Which lines in the data contain the word "that"? Please copy each of them.

=== Begin Enclosure ===

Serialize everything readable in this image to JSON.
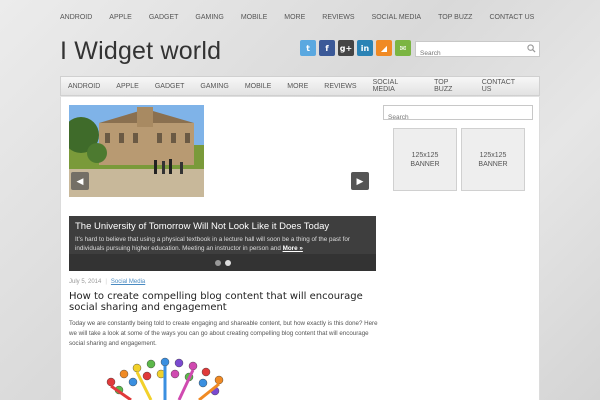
{
  "top_nav": [
    "ANDROID",
    "APPLE",
    "GADGET",
    "GAMING",
    "MOBILE",
    "MORE",
    "REVIEWS",
    "SOCIAL MEDIA",
    "TOP BUZZ",
    "CONTACT US"
  ],
  "site_title": "I Widget world",
  "social_icons": [
    {
      "name": "twitter-icon",
      "glyph": "t",
      "color": "#5aa8e0"
    },
    {
      "name": "facebook-icon",
      "glyph": "f",
      "color": "#3b5998"
    },
    {
      "name": "google-plus-icon",
      "glyph": "g+",
      "color": "#444"
    },
    {
      "name": "linkedin-icon",
      "glyph": "in",
      "color": "#2b83b5"
    },
    {
      "name": "rss-icon",
      "glyph": "◢",
      "color": "#f08a24"
    },
    {
      "name": "email-icon",
      "glyph": "✉",
      "color": "#7bb542"
    }
  ],
  "header_search": {
    "placeholder": "Search"
  },
  "main_nav": [
    "ANDROID",
    "APPLE",
    "GADGET",
    "GAMING",
    "MOBILE",
    "MORE",
    "REVIEWS",
    "SOCIAL MEDIA",
    "TOP BUZZ",
    "CONTACT US"
  ],
  "slider": {
    "title": "The University of Tomorrow Will Not Look Like it Does Today",
    "text": "It’s hard to believe that using a physical textbook in a lecture hall will soon be a thing of the past for individuals pursuing higher education. Meeting an instructor in person and",
    "more_label": "More »",
    "slide_count": 2,
    "active_slide": 1
  },
  "post": {
    "date": "July 5, 2014",
    "separator": "|",
    "category": "Social Media",
    "title": "How to create compelling blog content that will encourage social sharing and engagement",
    "excerpt": "Today we are constantly being told to create engaging and shareable content, but how exactly is this done? Here we will take a look at some of the ways you can go about creating compelling blog content that will encourage social sharing and engagement."
  },
  "sidebar": {
    "search_placeholder": "Search",
    "banners": [
      {
        "size": "125x125",
        "label": "BANNER"
      },
      {
        "size": "125x125",
        "label": "BANNER"
      }
    ]
  }
}
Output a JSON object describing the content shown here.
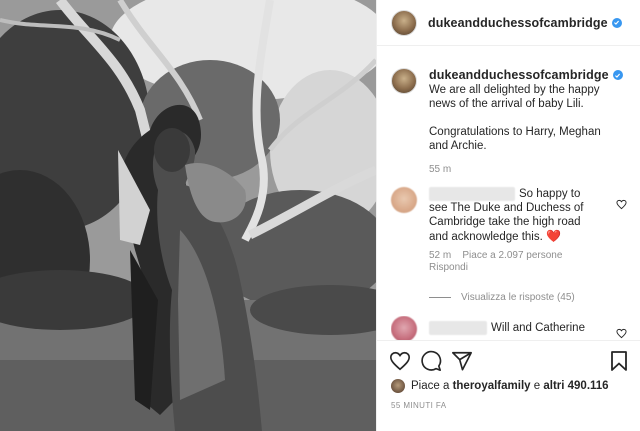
{
  "post": {
    "username": "dukeandduchessofcambridge",
    "caption": {
      "line1": "We are all delighted by the happy",
      "line2": "news of the arrival of baby Lili.",
      "line3": "Congratulations to Harry, Meghan",
      "line4": "and Archie."
    },
    "caption_time": "55 m"
  },
  "comment": {
    "text_line1": "So happy to",
    "text_line2": "see The Duke and Duchess of",
    "text_line3": "Cambridge take the high road",
    "text_line4": "and acknowledge this.",
    "emoji": "❤️",
    "time": "52 m",
    "likes": "Piace a 2.097 persone",
    "reply": "Rispondi",
    "view_replies": "Visualizza le risposte (45)"
  },
  "comment2": {
    "text": "Will and Catherine"
  },
  "actions": {
    "icons": [
      "heart-icon",
      "comment-icon",
      "share-icon",
      "bookmark-icon"
    ],
    "likes_prefix": "Piace a ",
    "likes_user": "theroyalfamily",
    "likes_mid": " e ",
    "likes_count": "altri 490.116",
    "timestamp": "55 MINUTI FA"
  },
  "colors": {
    "verified": "#3897f0",
    "muted": "#8e8e8e",
    "text": "#262626",
    "heart_emoji": "#e02020"
  }
}
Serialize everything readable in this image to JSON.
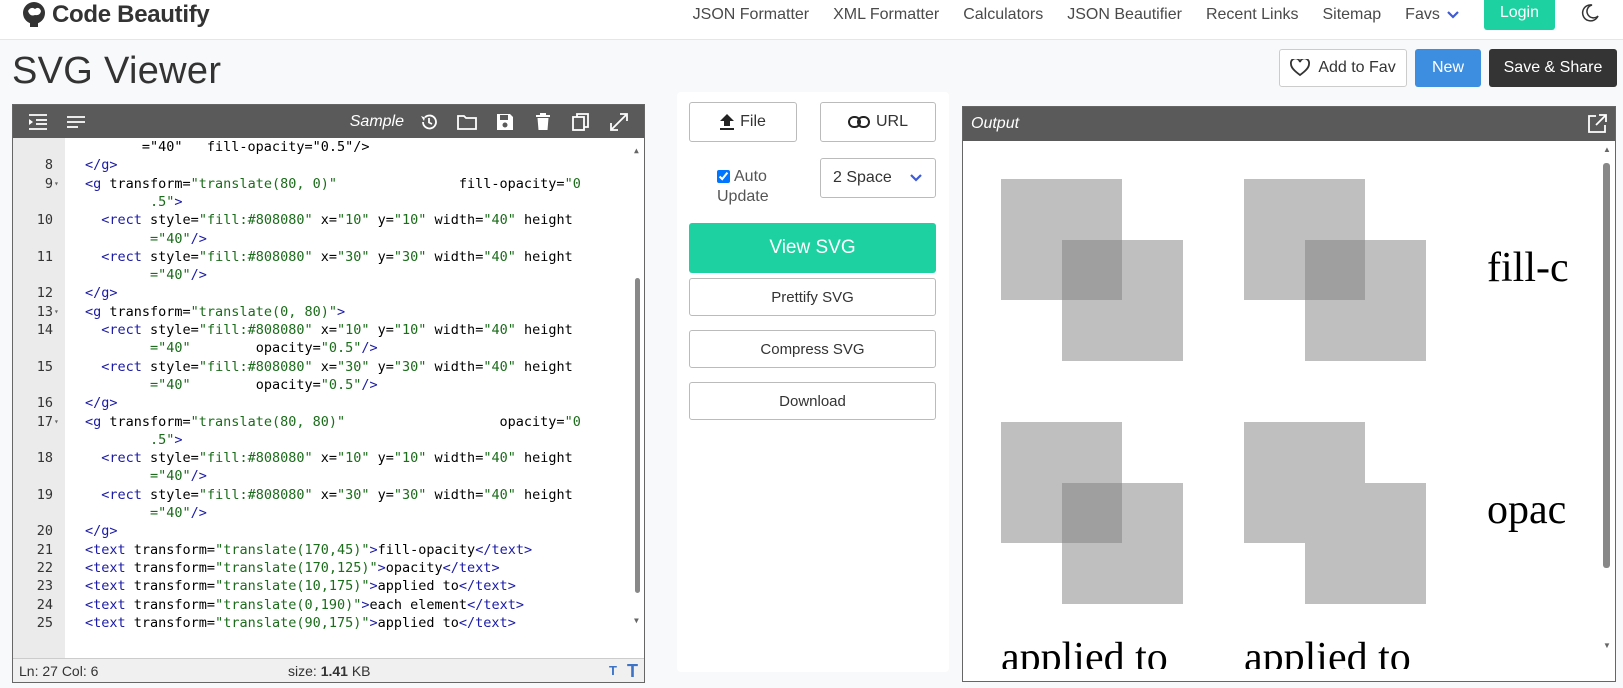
{
  "nav": {
    "brand": "Code Beautify",
    "links": [
      "JSON Formatter",
      "XML Formatter",
      "Calculators",
      "JSON Beautifier",
      "Recent Links",
      "Sitemap"
    ],
    "favs": "Favs",
    "login": "Login"
  },
  "header": {
    "title": "SVG Viewer",
    "add_fav": "Add to Fav",
    "new": "New",
    "save_share": "Save & Share"
  },
  "editor": {
    "sample": "Sample",
    "status_pos": "Ln: 27 Col: 6",
    "size_label": "size: ",
    "size_value": "1.41",
    "size_unit": " KB",
    "lines": [
      {
        "n": "",
        "parts": [
          [
            "attr",
            "       =\"40\"   fill-opacity=\"0.5\"/>"
          ]
        ]
      },
      {
        "n": "8",
        "parts": [
          [
            "tag",
            "</g>"
          ]
        ]
      },
      {
        "n": "9",
        "fold": true,
        "parts": [
          [
            "tag",
            "<g "
          ],
          [
            "attr",
            "transform="
          ],
          [
            "val",
            "\"translate(80, 0)\""
          ],
          [
            "attr",
            "               fill-opacity="
          ],
          [
            "val",
            "\"0"
          ]
        ]
      },
      {
        "n": "",
        "parts": [
          [
            "val",
            "        .5\""
          ],
          [
            "tag",
            ">"
          ]
        ]
      },
      {
        "n": "10",
        "parts": [
          [
            "tag",
            "  <rect "
          ],
          [
            "attr",
            "style="
          ],
          [
            "val",
            "\"fill:#808080\""
          ],
          [
            "attr",
            " x="
          ],
          [
            "val",
            "\"10\""
          ],
          [
            "attr",
            " y="
          ],
          [
            "val",
            "\"10\""
          ],
          [
            "attr",
            " width="
          ],
          [
            "val",
            "\"40\""
          ],
          [
            "attr",
            " height"
          ]
        ]
      },
      {
        "n": "",
        "parts": [
          [
            "val",
            "        =\"40\""
          ],
          [
            "tag",
            "/>"
          ]
        ]
      },
      {
        "n": "11",
        "parts": [
          [
            "tag",
            "  <rect "
          ],
          [
            "attr",
            "style="
          ],
          [
            "val",
            "\"fill:#808080\""
          ],
          [
            "attr",
            " x="
          ],
          [
            "val",
            "\"30\""
          ],
          [
            "attr",
            " y="
          ],
          [
            "val",
            "\"30\""
          ],
          [
            "attr",
            " width="
          ],
          [
            "val",
            "\"40\""
          ],
          [
            "attr",
            " height"
          ]
        ]
      },
      {
        "n": "",
        "parts": [
          [
            "val",
            "        =\"40\""
          ],
          [
            "tag",
            "/>"
          ]
        ]
      },
      {
        "n": "12",
        "parts": [
          [
            "tag",
            "</g>"
          ]
        ]
      },
      {
        "n": "13",
        "fold": true,
        "parts": [
          [
            "tag",
            "<g "
          ],
          [
            "attr",
            "transform="
          ],
          [
            "val",
            "\"translate(0, 80)\""
          ],
          [
            "tag",
            ">"
          ]
        ]
      },
      {
        "n": "14",
        "parts": [
          [
            "tag",
            "  <rect "
          ],
          [
            "attr",
            "style="
          ],
          [
            "val",
            "\"fill:#808080\""
          ],
          [
            "attr",
            " x="
          ],
          [
            "val",
            "\"10\""
          ],
          [
            "attr",
            " y="
          ],
          [
            "val",
            "\"10\""
          ],
          [
            "attr",
            " width="
          ],
          [
            "val",
            "\"40\""
          ],
          [
            "attr",
            " height"
          ]
        ]
      },
      {
        "n": "",
        "parts": [
          [
            "val",
            "        =\"40\""
          ],
          [
            "attr",
            "        opacity="
          ],
          [
            "val",
            "\"0.5\""
          ],
          [
            "tag",
            "/>"
          ]
        ]
      },
      {
        "n": "15",
        "parts": [
          [
            "tag",
            "  <rect "
          ],
          [
            "attr",
            "style="
          ],
          [
            "val",
            "\"fill:#808080\""
          ],
          [
            "attr",
            " x="
          ],
          [
            "val",
            "\"30\""
          ],
          [
            "attr",
            " y="
          ],
          [
            "val",
            "\"30\""
          ],
          [
            "attr",
            " width="
          ],
          [
            "val",
            "\"40\""
          ],
          [
            "attr",
            " height"
          ]
        ]
      },
      {
        "n": "",
        "parts": [
          [
            "val",
            "        =\"40\""
          ],
          [
            "attr",
            "        opacity="
          ],
          [
            "val",
            "\"0.5\""
          ],
          [
            "tag",
            "/>"
          ]
        ]
      },
      {
        "n": "16",
        "parts": [
          [
            "tag",
            "</g>"
          ]
        ]
      },
      {
        "n": "17",
        "fold": true,
        "parts": [
          [
            "tag",
            "<g "
          ],
          [
            "attr",
            "transform="
          ],
          [
            "val",
            "\"translate(80, 80)\""
          ],
          [
            "attr",
            "                   opacity="
          ],
          [
            "val",
            "\"0"
          ]
        ]
      },
      {
        "n": "",
        "parts": [
          [
            "val",
            "        .5\""
          ],
          [
            "tag",
            ">"
          ]
        ]
      },
      {
        "n": "18",
        "parts": [
          [
            "tag",
            "  <rect "
          ],
          [
            "attr",
            "style="
          ],
          [
            "val",
            "\"fill:#808080\""
          ],
          [
            "attr",
            " x="
          ],
          [
            "val",
            "\"10\""
          ],
          [
            "attr",
            " y="
          ],
          [
            "val",
            "\"10\""
          ],
          [
            "attr",
            " width="
          ],
          [
            "val",
            "\"40\""
          ],
          [
            "attr",
            " height"
          ]
        ]
      },
      {
        "n": "",
        "parts": [
          [
            "val",
            "        =\"40\""
          ],
          [
            "tag",
            "/>"
          ]
        ]
      },
      {
        "n": "19",
        "parts": [
          [
            "tag",
            "  <rect "
          ],
          [
            "attr",
            "style="
          ],
          [
            "val",
            "\"fill:#808080\""
          ],
          [
            "attr",
            " x="
          ],
          [
            "val",
            "\"30\""
          ],
          [
            "attr",
            " y="
          ],
          [
            "val",
            "\"30\""
          ],
          [
            "attr",
            " width="
          ],
          [
            "val",
            "\"40\""
          ],
          [
            "attr",
            " height"
          ]
        ]
      },
      {
        "n": "",
        "parts": [
          [
            "val",
            "        =\"40\""
          ],
          [
            "tag",
            "/>"
          ]
        ]
      },
      {
        "n": "20",
        "parts": [
          [
            "tag",
            "</g>"
          ]
        ]
      },
      {
        "n": "21",
        "parts": [
          [
            "tag",
            "<text "
          ],
          [
            "attr",
            "transform="
          ],
          [
            "val",
            "\"translate(170,45)\""
          ],
          [
            "tag",
            ">"
          ],
          [
            "txt",
            "fill-opacity"
          ],
          [
            "tag",
            "</text>"
          ]
        ]
      },
      {
        "n": "22",
        "parts": [
          [
            "tag",
            "<text "
          ],
          [
            "attr",
            "transform="
          ],
          [
            "val",
            "\"translate(170,125)\""
          ],
          [
            "tag",
            ">"
          ],
          [
            "txt",
            "opacity"
          ],
          [
            "tag",
            "</text>"
          ]
        ]
      },
      {
        "n": "23",
        "parts": [
          [
            "tag",
            "<text "
          ],
          [
            "attr",
            "transform="
          ],
          [
            "val",
            "\"translate(10,175)\""
          ],
          [
            "tag",
            ">"
          ],
          [
            "txt",
            "applied to"
          ],
          [
            "tag",
            "</text>"
          ]
        ]
      },
      {
        "n": "24",
        "parts": [
          [
            "tag",
            "<text "
          ],
          [
            "attr",
            "transform="
          ],
          [
            "val",
            "\"translate(0,190)\""
          ],
          [
            "tag",
            ">"
          ],
          [
            "txt",
            "each element"
          ],
          [
            "tag",
            "</text>"
          ]
        ]
      },
      {
        "n": "25",
        "parts": [
          [
            "tag",
            "<text "
          ],
          [
            "attr",
            "transform="
          ],
          [
            "val",
            "\"translate(90,175)\""
          ],
          [
            "tag",
            ">"
          ],
          [
            "txt",
            "applied to"
          ],
          [
            "tag",
            "</text>"
          ]
        ]
      }
    ]
  },
  "middle": {
    "file": "File",
    "url": "URL",
    "auto_update_1": "Auto",
    "auto_update_2": "Update",
    "auto_update_checked": true,
    "space": "2 Space",
    "view": "View SVG",
    "prettify": "Prettify SVG",
    "compress": "Compress SVG",
    "download": "Download"
  },
  "output": {
    "title": "Output",
    "label_fill_opacity": "fill-c",
    "label_opacity": "opac",
    "label_applied_1": "applied to",
    "label_applied_2": "applied to",
    "colors": {
      "rect_fill": "#808080"
    }
  },
  "colors": {
    "accent": "#1dd1a1",
    "primary": "#3d8ee0",
    "dark": "#343434",
    "toolbar": "#5a5a5a"
  }
}
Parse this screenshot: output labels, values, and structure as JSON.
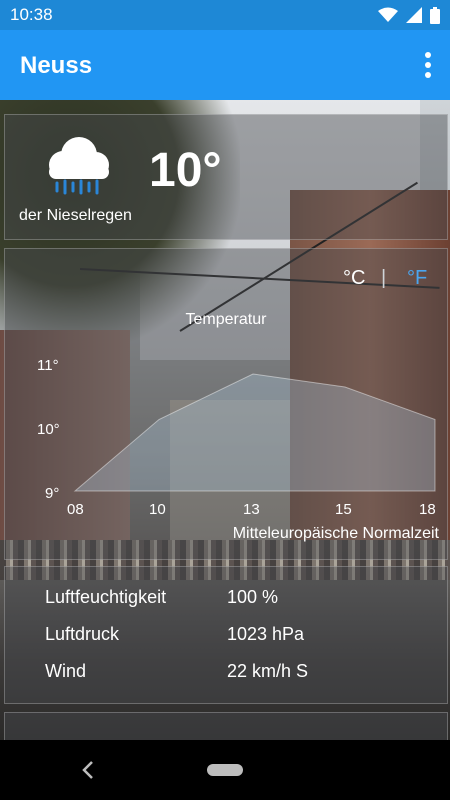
{
  "status_bar": {
    "time": "10:38"
  },
  "app_bar": {
    "title": "Neuss"
  },
  "current": {
    "temperature": "10°",
    "description": "der Nieselregen",
    "icon": "drizzle-cloud-icon"
  },
  "units": {
    "celsius": "°C",
    "separator": "|",
    "fahrenheit": "°F",
    "active": "celsius"
  },
  "chart_data": {
    "type": "area",
    "title": "Temperatur",
    "x": [
      "08",
      "10",
      "13",
      "15",
      "18"
    ],
    "values": [
      9,
      10.1,
      10.8,
      10.6,
      10.1
    ],
    "y_ticks": [
      "9°",
      "10°",
      "11°"
    ],
    "ylim": [
      9,
      11.4
    ],
    "xlabel": "Mitteleuropäische Normalzeit",
    "ylabel": ""
  },
  "details": [
    {
      "label": "Luftfeuchtigkeit",
      "value": "100 %"
    },
    {
      "label": "Luftdruck",
      "value": "1023 hPa"
    },
    {
      "label": "Wind",
      "value": "22 km/h S"
    }
  ],
  "colors": {
    "status_bar": "#1e88d6",
    "app_bar": "#2196f3",
    "unit_active": "#ffffff",
    "unit_inactive": "#4aa6f0"
  }
}
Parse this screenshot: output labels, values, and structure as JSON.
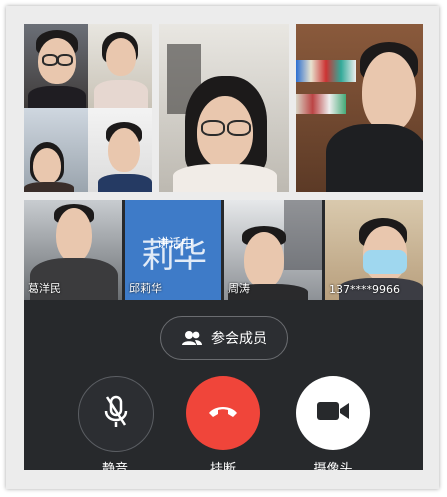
{
  "meeting": {
    "members_button_label": "参会成员",
    "speaking_label": "讲话中",
    "participants": [
      {
        "name": "葛洋民"
      },
      {
        "name": "邱莉华",
        "avatar_text": "莉华"
      },
      {
        "name": "周涛"
      },
      {
        "name": "137****9966"
      }
    ],
    "controls": {
      "mute_label": "静音",
      "hangup_label": "挂断",
      "camera_label": "摄像头"
    }
  },
  "colors": {
    "hangup": "#f0453a",
    "avatar_bg": "#3e7bc8",
    "panel_bg": "#27292c"
  }
}
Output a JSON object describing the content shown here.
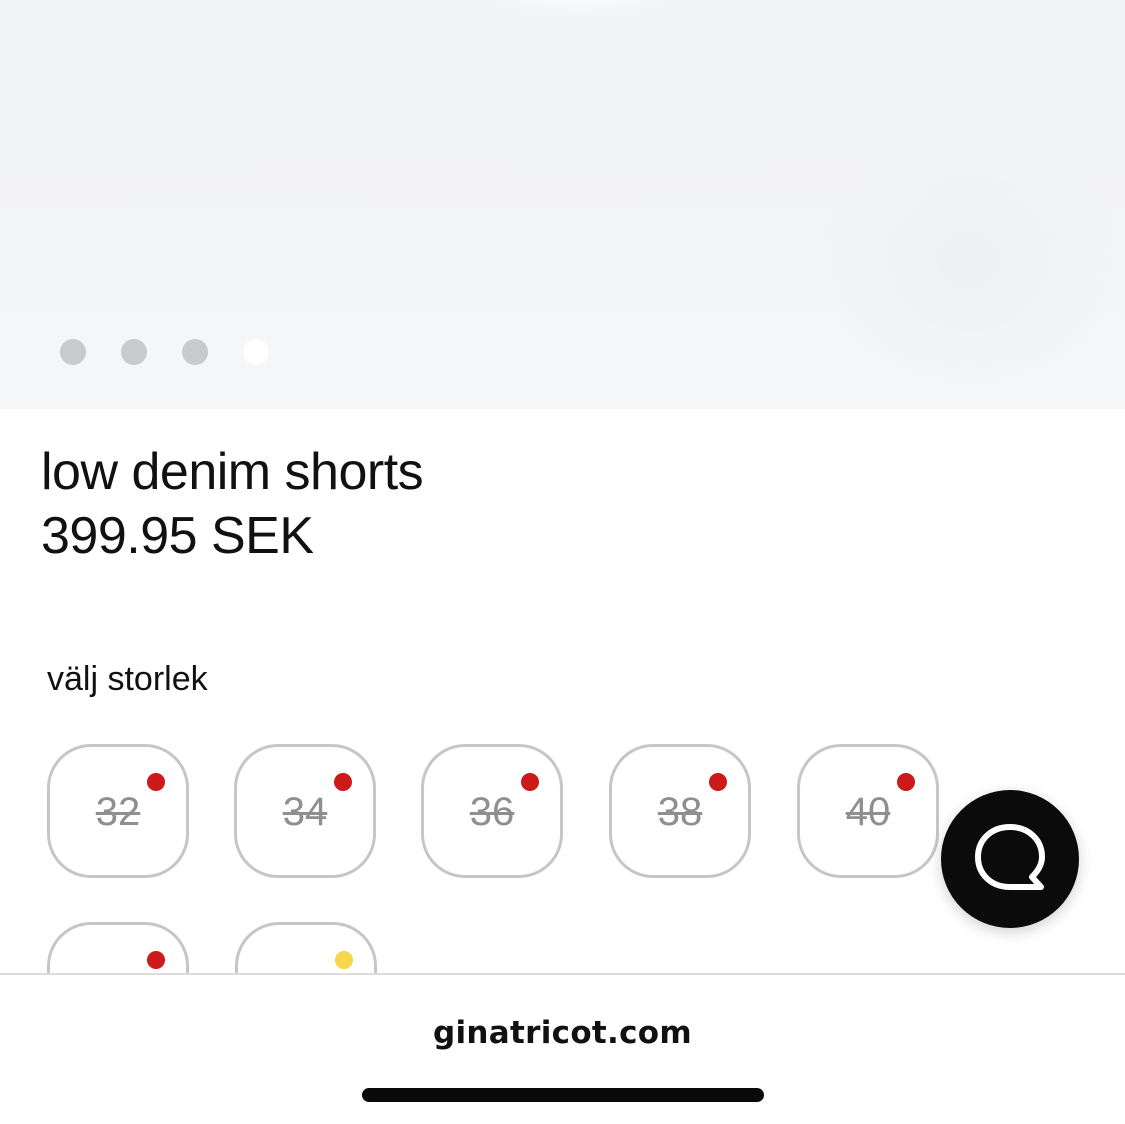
{
  "product": {
    "name": "low denim shorts",
    "price": "399.95 SEK",
    "image_count": 4,
    "active_image_index": 3
  },
  "size_selector": {
    "heading": "välj storlek",
    "sizes": [
      {
        "label": "32",
        "available": false,
        "stock_indicator": "red"
      },
      {
        "label": "34",
        "available": false,
        "stock_indicator": "red"
      },
      {
        "label": "36",
        "available": false,
        "stock_indicator": "red"
      },
      {
        "label": "38",
        "available": false,
        "stock_indicator": "red"
      },
      {
        "label": "40",
        "available": false,
        "stock_indicator": "red"
      },
      {
        "label": "",
        "available": false,
        "stock_indicator": "red"
      },
      {
        "label": "",
        "available": false,
        "stock_indicator": "yellow"
      }
    ]
  },
  "chat": {
    "icon": "chat-bubble-icon"
  },
  "browser": {
    "url": "ginatricot.com"
  },
  "colors": {
    "red": "#cc1a1a",
    "yellow": "#f6d64a",
    "text": "#111111",
    "border": "#c6c6c6",
    "chat_bg": "#0b0b0b"
  }
}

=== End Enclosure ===

● **The completed task**
    "text": "It’s hard to believe that using a physical textbook in a lecture hall will soon be a thing of the past for individuals pursuing higher education. Meeting an instructor in person and",
    "title": "How to create compelling blog content that will encourage social sharing and engagement",
    "excerpt": "Today we are constantly being told to create engaging and shareable content, but how exactly is this done? Here we will take a look at some of the ways you can go about creating compelling blog content that will encourage social sharing and engagement."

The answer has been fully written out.